64. Underwater Hotel
Forget counting sheep; at an underwater hotel, you can count fish as you fall asleep. Set in resort destinations like the Maldives and Singapore’s Sentosa Island, these luxurious hotels offer underwater rooms with sea views – literally.
Hotels aren’t your only choices when it comes to places to sleep during your travels. A growing segment of “alternative accommodations” puts a twist on the vacation experience with options available for every budget and style.
A home located in the forest or mountains, usually made from natural materials like wood. Cabins can range from simple accommodations to luxurious retreats in rural destinations.

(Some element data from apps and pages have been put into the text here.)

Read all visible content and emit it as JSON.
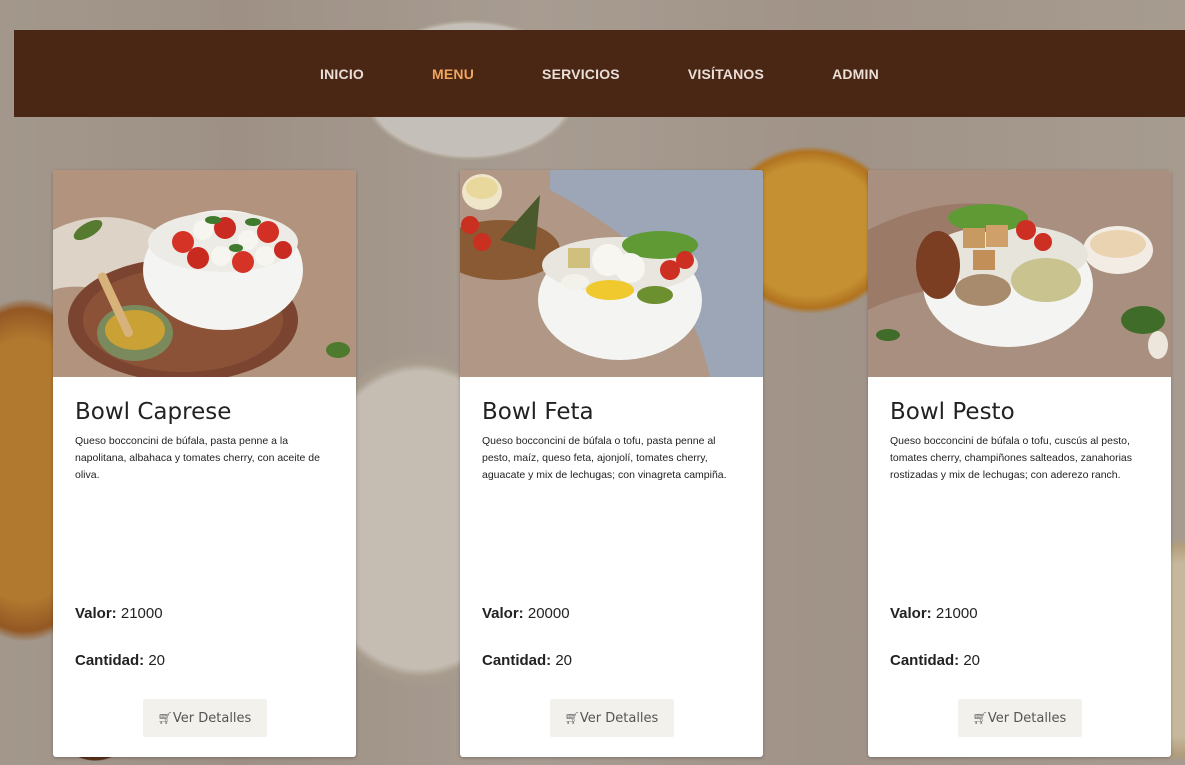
{
  "nav": {
    "items": [
      {
        "label": "INICIO",
        "active": false
      },
      {
        "label": "MENU",
        "active": true
      },
      {
        "label": "SERVICIOS",
        "active": false
      },
      {
        "label": "VISÍTANOS",
        "active": false
      },
      {
        "label": "ADMIN",
        "active": false
      }
    ]
  },
  "labels": {
    "valor": "Valor:",
    "cantidad": "Cantidad:",
    "button": "Ver Detalles",
    "button_icon": "cart-icon"
  },
  "products": [
    {
      "title": "Bowl Caprese",
      "description": "Queso bocconcini de búfala, pasta penne a la napolitana, albahaca y tomates cherry, con aceite de oliva.",
      "valor": "21000",
      "cantidad": "20"
    },
    {
      "title": "Bowl Feta",
      "description": "Queso bocconcini de búfala o tofu, pasta penne al pesto, maíz, queso feta, ajonjolí, tomates cherry, aguacate y mix de lechugas; con vinagreta campiña.",
      "valor": "20000",
      "cantidad": "20"
    },
    {
      "title": "Bowl Pesto",
      "description": "Queso bocconcini de búfala o tofu, cuscús al pesto, tomates cherry, champiñones salteados, zanahorias rostizadas y mix de lechugas; con aderezo ranch.",
      "valor": "21000",
      "cantidad": "20"
    }
  ],
  "colors": {
    "navbar": "#4a2615",
    "nav_active": "#f0a55b",
    "card_bg": "#ffffff",
    "button_bg": "#f2f1ec"
  }
}
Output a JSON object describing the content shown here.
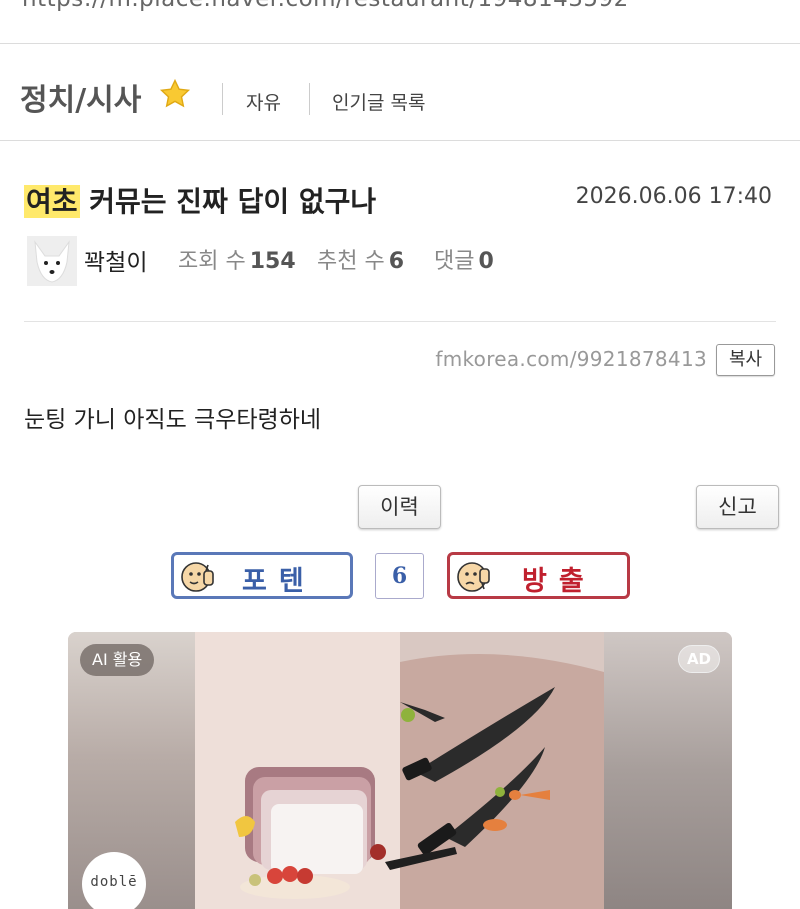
{
  "browser": {
    "url": "https://m.place.naver.com/restaurant/1948143592"
  },
  "board": {
    "title": "정치/시사",
    "links": [
      "자유",
      "인기글 목록"
    ]
  },
  "post": {
    "category": "여초",
    "title": "커뮤는 진짜 답이 없구나",
    "date": "2026.06.06 17:40",
    "author": "꽉철이",
    "stats": {
      "views_label": "조회 수",
      "views": "154",
      "likes_label": "추천 수",
      "likes": "6",
      "comments_label": "댓글",
      "comments": "0"
    },
    "short_url": "fmkorea.com/9921878413",
    "copy_label": "복사",
    "body": "눈팅 가니 아직도 극우타령하네"
  },
  "actions": {
    "history_label": "이력",
    "report_label": "신고"
  },
  "votes": {
    "up_label": "포텐",
    "count": "6",
    "down_label": "방출",
    "up_color": "#5a78b8",
    "down_color": "#b83a45"
  },
  "ad": {
    "ai_label": "AI 활용",
    "ad_label": "AD",
    "brand": "doblē"
  },
  "icons": {
    "star": "star-icon",
    "thumbs_up": "thumbs-up-face-icon",
    "thumbs_down": "thumbs-down-face-icon"
  },
  "colors": {
    "category_highlight": "#ffe96b"
  }
}
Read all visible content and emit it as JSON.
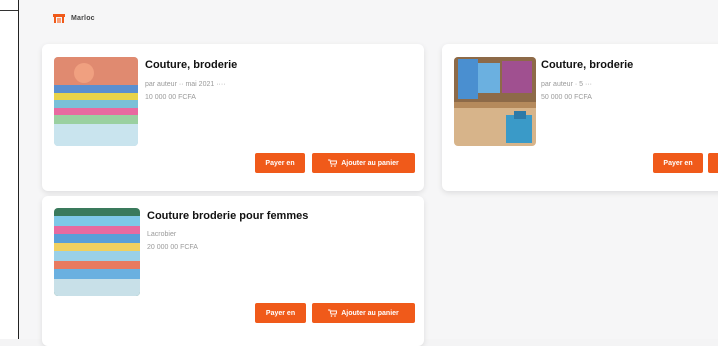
{
  "brand": {
    "name": "Marloc"
  },
  "colors": {
    "accent": "#f05a1a"
  },
  "products": [
    {
      "title": "Couture, broderie",
      "line1": "par auteur ·· mai 2021 ····",
      "line2": "10 000 00 FCFA",
      "buy_label": "Payer en",
      "cart_label": "Ajouter au panier"
    },
    {
      "title": "Couture, broderie",
      "line1": "par auteur · 5 ···",
      "line2": "50 000 00 FCFA",
      "buy_label": "Payer en",
      "cart_label": ""
    },
    {
      "title": "Couture broderie pour femmes",
      "line1": "Lacrobier",
      "line2": "20 000 00 FCFA",
      "buy_label": "Payer en",
      "cart_label": "Ajouter au panier"
    }
  ]
}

Want to get back to nature? A campsite is as close to nature as you can get. Book your campsite, bring your tent, and enjoy a night (or a few) under the stars. Campsites have access to shared bathroom facilities.
67. Farm Stay
For city dwellers, a farm stay can be quite an adventurous vacation. On a farm stay, you might wake up to the sound of roosters crowing and help your hosts harvest vegetables for your dinner, since guestrooms are either attached or adjacent to the host’s home.
If campsites had star ratings, then glampsites would surely earn five! Glamping puts a luxurious spin on camping with posh tents that incorporate high-quality materials, chic decor, modern bathrooms,
A simple accommodation which offers guestrooms within the host’s own home. Guesthouses can have up to a dozen or more rooms, and most provide free breakfast.
70. Holiday Park
A group of mobile homes or cottages with community amenities like swimming pools and tennis courts.
A room for transient guests within the host’s home, which is a popular accomodation type in rural areas. Homestays usually include breakfast, and some invite you to dinner with the host family.
Ever wanted to be a cowboy or cowgirl? Ranches offer the quintessential Wild West experience, complete with horseback riding and plenty of nature. They vary in quality from luxurious resort ranches to working ranches where guests help with daily operations.
73. Recreational Vehicle
The perfect road trip solution is a recreational vehicle (RV), which looks like a bus or large van on the outside, but features all the comforts of home on the inside, including at least one bed, a kitchen, a bathroom, and living space.
74. Short-Term Rental
This new term refers to vacation homes or apartment rentals that travelers book for a short period of time, from one night to a few weeks. Short-term rentals can be managed by individual hosts or brands like Sonder.
A single-room accommodation that includes a kitchen or kitchenette, a bed, and a bathroom. Studios can be found in guesthouses, apart-hotels, or as short-term rentals.
This innovative solution to vacation home ownership lets you purchase a condo or villa for a certain time period (usually one week) each year. Some timeshares include use of just one property, while other timeshare membership programs allow you to redeem your week at your choice of several properties.
77. Tiny House
A trendy, Instagram-ready, and efficient accommodation that offers a bed, a bathroom, and a kitchen in just a few hundred square feet of space.
Ideal for the young at heart or anyone searching for a truly unique accommodation, treehouses offer a bed in the trees. These eclectic properties can be basic, open-air platforms or magical, luxurious palaces in the sky.
79. Vacation Home
Simply put, a vacation home is a house rented for short-term use. A vacation home is a great solution for families or groups who want their own kitchen and living spaces and prefer not to book multiple guestrooms.
80. Vacation Rental
The broader term for vacation homes, apartments, condos, villas, timeshares, treehouses and more that are booked for the purpose of a short leisure stay.
Usually found in tropical vacation destinations, villas are like small, private resorts with multiple structures (standalone bedrooms, living areas, gazebos) and outdoor pools.
A halfway point between a hotel room and a tent. Yurts are permanent structures with walls and roofs, unlike tents, but they often lack electricity and climate control and use shared bathroom facilities.